-- ENTRIES SUPPLIED follows --

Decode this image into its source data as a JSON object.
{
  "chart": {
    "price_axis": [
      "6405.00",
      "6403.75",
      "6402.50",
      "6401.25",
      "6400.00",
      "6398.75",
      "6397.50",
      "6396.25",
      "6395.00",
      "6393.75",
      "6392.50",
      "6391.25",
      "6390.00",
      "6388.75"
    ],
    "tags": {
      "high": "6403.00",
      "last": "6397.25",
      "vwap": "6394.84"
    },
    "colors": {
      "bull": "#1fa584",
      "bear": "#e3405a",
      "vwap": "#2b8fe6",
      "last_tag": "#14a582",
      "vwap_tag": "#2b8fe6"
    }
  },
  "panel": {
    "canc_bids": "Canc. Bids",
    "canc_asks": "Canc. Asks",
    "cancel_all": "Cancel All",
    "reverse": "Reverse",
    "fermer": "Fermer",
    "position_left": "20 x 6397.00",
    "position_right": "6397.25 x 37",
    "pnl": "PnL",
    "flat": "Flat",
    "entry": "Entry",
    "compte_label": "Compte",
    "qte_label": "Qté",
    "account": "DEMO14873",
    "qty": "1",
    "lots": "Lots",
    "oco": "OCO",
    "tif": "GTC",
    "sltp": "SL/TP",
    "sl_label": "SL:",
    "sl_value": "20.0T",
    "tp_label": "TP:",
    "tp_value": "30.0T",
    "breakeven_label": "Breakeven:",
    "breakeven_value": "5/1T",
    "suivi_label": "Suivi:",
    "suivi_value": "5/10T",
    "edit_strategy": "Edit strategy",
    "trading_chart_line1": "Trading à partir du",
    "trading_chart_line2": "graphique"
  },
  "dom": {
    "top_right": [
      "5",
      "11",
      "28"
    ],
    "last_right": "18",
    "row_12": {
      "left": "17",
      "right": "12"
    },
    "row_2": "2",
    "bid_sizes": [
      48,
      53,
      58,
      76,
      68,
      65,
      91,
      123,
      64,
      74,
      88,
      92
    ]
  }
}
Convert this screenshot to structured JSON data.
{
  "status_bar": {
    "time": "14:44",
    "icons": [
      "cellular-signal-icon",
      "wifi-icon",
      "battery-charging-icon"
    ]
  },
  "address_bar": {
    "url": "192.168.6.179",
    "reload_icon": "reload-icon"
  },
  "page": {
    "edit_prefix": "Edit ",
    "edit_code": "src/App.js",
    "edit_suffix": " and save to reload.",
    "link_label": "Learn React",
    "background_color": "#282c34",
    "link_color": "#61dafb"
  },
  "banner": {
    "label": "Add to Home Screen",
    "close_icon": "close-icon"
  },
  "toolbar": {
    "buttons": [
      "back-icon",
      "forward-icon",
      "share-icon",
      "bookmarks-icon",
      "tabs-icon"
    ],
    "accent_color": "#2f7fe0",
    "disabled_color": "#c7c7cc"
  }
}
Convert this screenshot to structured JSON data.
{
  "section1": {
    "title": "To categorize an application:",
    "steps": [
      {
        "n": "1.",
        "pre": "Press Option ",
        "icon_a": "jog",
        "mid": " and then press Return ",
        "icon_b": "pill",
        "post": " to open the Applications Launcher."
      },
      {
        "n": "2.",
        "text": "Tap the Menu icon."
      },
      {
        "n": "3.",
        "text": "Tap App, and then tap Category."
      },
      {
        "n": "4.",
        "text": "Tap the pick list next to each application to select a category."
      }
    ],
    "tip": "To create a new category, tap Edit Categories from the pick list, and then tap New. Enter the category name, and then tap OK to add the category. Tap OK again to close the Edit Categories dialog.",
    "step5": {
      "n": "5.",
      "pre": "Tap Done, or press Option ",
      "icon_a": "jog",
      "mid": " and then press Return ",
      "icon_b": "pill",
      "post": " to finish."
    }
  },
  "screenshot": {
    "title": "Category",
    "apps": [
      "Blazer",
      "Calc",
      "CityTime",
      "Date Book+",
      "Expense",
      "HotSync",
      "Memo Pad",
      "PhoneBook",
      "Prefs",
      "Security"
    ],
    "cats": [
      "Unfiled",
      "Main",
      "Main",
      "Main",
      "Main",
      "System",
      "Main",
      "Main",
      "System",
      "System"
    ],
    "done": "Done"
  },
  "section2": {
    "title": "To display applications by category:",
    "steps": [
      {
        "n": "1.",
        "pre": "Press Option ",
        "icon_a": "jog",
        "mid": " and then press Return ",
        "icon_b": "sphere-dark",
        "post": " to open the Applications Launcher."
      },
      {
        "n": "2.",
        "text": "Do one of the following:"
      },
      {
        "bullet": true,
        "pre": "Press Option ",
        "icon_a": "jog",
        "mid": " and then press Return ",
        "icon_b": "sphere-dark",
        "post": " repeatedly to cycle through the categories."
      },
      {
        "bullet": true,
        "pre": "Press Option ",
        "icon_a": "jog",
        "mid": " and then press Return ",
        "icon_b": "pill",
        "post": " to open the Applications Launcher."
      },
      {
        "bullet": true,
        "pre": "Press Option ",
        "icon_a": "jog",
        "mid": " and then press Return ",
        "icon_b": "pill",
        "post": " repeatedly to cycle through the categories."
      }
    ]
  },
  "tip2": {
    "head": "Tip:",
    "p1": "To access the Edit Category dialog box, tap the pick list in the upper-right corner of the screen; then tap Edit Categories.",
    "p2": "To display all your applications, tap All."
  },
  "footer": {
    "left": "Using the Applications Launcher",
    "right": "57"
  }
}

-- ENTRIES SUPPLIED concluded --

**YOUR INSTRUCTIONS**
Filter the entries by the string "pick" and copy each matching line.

**ANSWER BELOW**
        "text": "Tap the pick list next to each application to select a category."
    "tip": "To create a new category, tap Edit Categories from the pick list, and then tap New. Enter the category name, and then tap OK to add the category. Tap OK again to close the Edit Categories dialog.",
    "p1": "To access the Edit Category dialog box, tap the pick list in the upper-right corner of the screen; then tap Edit Categories.",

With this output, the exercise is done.